> [The problem]
Without any change, set down every record below.

^^^^^^^^^^^^^^^^

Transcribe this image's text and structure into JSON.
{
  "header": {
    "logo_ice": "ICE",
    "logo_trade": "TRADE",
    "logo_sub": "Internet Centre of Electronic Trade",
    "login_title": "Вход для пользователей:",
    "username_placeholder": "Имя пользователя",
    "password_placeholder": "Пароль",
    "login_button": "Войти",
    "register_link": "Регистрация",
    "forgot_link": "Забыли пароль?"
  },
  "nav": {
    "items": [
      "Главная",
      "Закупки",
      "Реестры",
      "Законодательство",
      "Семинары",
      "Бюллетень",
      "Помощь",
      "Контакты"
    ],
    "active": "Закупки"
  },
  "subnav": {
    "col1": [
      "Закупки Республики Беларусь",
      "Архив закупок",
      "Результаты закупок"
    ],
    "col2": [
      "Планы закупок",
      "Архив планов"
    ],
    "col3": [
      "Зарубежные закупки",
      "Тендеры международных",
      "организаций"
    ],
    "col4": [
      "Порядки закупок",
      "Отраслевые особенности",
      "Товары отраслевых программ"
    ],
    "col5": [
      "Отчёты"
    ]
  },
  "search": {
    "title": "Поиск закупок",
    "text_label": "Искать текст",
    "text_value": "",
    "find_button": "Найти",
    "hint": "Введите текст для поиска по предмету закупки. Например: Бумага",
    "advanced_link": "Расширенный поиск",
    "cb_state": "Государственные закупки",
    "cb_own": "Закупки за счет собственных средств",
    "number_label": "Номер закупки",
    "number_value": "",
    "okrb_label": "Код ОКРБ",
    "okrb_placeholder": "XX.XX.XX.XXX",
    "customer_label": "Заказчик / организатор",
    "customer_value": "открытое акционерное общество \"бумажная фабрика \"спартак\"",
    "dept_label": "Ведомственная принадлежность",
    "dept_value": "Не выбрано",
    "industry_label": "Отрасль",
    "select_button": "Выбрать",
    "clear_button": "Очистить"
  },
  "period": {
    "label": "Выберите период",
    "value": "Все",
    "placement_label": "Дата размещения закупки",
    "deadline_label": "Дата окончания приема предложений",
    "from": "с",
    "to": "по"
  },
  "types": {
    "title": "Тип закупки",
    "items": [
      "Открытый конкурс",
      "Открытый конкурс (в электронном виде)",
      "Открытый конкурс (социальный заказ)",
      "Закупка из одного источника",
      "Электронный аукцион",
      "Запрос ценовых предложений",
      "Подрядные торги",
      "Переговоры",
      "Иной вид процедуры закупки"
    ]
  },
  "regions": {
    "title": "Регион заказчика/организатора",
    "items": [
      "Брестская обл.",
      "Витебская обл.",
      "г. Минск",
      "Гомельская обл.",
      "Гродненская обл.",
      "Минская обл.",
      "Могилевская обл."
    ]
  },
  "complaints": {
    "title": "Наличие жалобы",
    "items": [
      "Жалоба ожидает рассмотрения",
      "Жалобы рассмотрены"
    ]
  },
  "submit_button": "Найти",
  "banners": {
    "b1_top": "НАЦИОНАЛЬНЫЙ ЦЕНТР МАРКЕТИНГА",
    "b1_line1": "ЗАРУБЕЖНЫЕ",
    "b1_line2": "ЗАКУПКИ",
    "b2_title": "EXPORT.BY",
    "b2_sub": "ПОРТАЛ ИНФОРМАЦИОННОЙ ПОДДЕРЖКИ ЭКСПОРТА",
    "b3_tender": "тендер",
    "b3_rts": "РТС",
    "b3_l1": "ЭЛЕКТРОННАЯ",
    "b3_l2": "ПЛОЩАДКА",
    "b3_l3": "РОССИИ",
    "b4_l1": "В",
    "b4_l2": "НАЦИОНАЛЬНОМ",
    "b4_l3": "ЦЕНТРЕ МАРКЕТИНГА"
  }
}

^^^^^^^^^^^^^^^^

> [Output of the exercise]
Transcribe this image's text and structure into JSON.
{
  "header": {
    "logo_ice": "ICE",
    "logo_trade": "TRADE",
    "logo_sub": "Internet Centre of Electronic Trade",
    "login_title": "Вход для пользователей:",
    "username_placeholder": "Имя пользователя",
    "password_placeholder": "Пароль",
    "login_button": "Войти",
    "register_link": "Регистрация",
    "forgot_link": "Забыли пароль?"
  },
  "nav": {
    "items": [
      "Главная",
      "Закупки",
      "Реестры",
      "Законодательство",
      "Семинары",
      "Бюллетень",
      "Помощь",
      "Контакты"
    ],
    "active": "Закупки"
  },
  "subnav": {
    "col1": [
      "Закупки Республики Беларусь",
      "Архив закупок",
      "Результаты закупок"
    ],
    "col2": [
      "Планы закупок",
      "Архив планов"
    ],
    "col3": [
      "Зарубежные закупки",
      "Тендеры международных",
      "организаций"
    ],
    "col4": [
      "Порядки закупок",
      "Отраслевые особенности",
      "Товары отраслевых программ"
    ],
    "col5": [
      "Отчёты"
    ]
  },
  "search": {
    "title": "Поиск закупок",
    "text_label": "Искать текст",
    "text_value": "",
    "find_button": "Найти",
    "hint": "Введите текст для поиска по предмету закупки. Например: Бумага",
    "advanced_link": "Расширенный поиск",
    "cb_state": "Государственные закупки",
    "cb_own": "Закупки за счет собственных средств",
    "number_label": "Номер закупки",
    "number_value": "",
    "okrb_label": "Код ОКРБ",
    "okrb_placeholder": "XX.XX.XX.XXX",
    "customer_label": "Заказчик / организатор",
    "customer_value": "открытое акционерное общество \"бумажная фабрика \"спартак\"",
    "dept_label": "Ведомственная принадлежность",
    "dept_value": "Не выбрано",
    "industry_label": "Отрасль",
    "select_button": "Выбрать",
    "clear_button": "Очистить"
  },
  "period": {
    "label": "Выберите период",
    "value": "Все",
    "placement_label": "Дата размещения закупки",
    "deadline_label": "Дата окончания приема предложений",
    "from": "с",
    "to": "по"
  },
  "types": {
    "title": "Тип закупки",
    "items": [
      "Открытый конкурс",
      "Открытый конкурс (в электронном виде)",
      "Открытый конкурс (социальный заказ)",
      "Закупка из одного источника",
      "Электронный аукцион",
      "Запрос ценовых предложений",
      "Подрядные торги",
      "Переговоры",
      "Иной вид процедуры закупки"
    ]
  },
  "regions": {
    "title": "Регион заказчика/организатора",
    "items": [
      "Брестская обл.",
      "Витебская обл.",
      "г. Минск",
      "Гомельская обл.",
      "Гродненская обл.",
      "Минская обл.",
      "Могилевская обл."
    ]
  },
  "complaints": {
    "title": "Наличие жалобы",
    "items": [
      "Жалоба ожидает рассмотрения",
      "Жалобы рассмотрены"
    ]
  },
  "submit_button": "Найти",
  "banners": {
    "b1_top": "НАЦИОНАЛЬНЫЙ ЦЕНТР МАРКЕТИНГА",
    "b1_line1": "ЗАРУБЕЖНЫЕ",
    "b1_line2": "ЗАКУПКИ",
    "b2_title": "EXPORT.BY",
    "b2_sub": "ПОРТАЛ ИНФОРМАЦИОННОЙ ПОДДЕРЖКИ ЭКСПОРТА",
    "b3_tender": "тендер",
    "b3_rts": "РТС",
    "b3_l1": "ЭЛЕКТРОННАЯ",
    "b3_l2": "ПЛОЩАДКА",
    "b3_l3": "РОССИИ",
    "b4_l1": "В",
    "b4_l2": "НАЦИОНАЛЬНОМ",
    "b4_l3": "ЦЕНТРЕ МАРКЕТИНГА"
  }
}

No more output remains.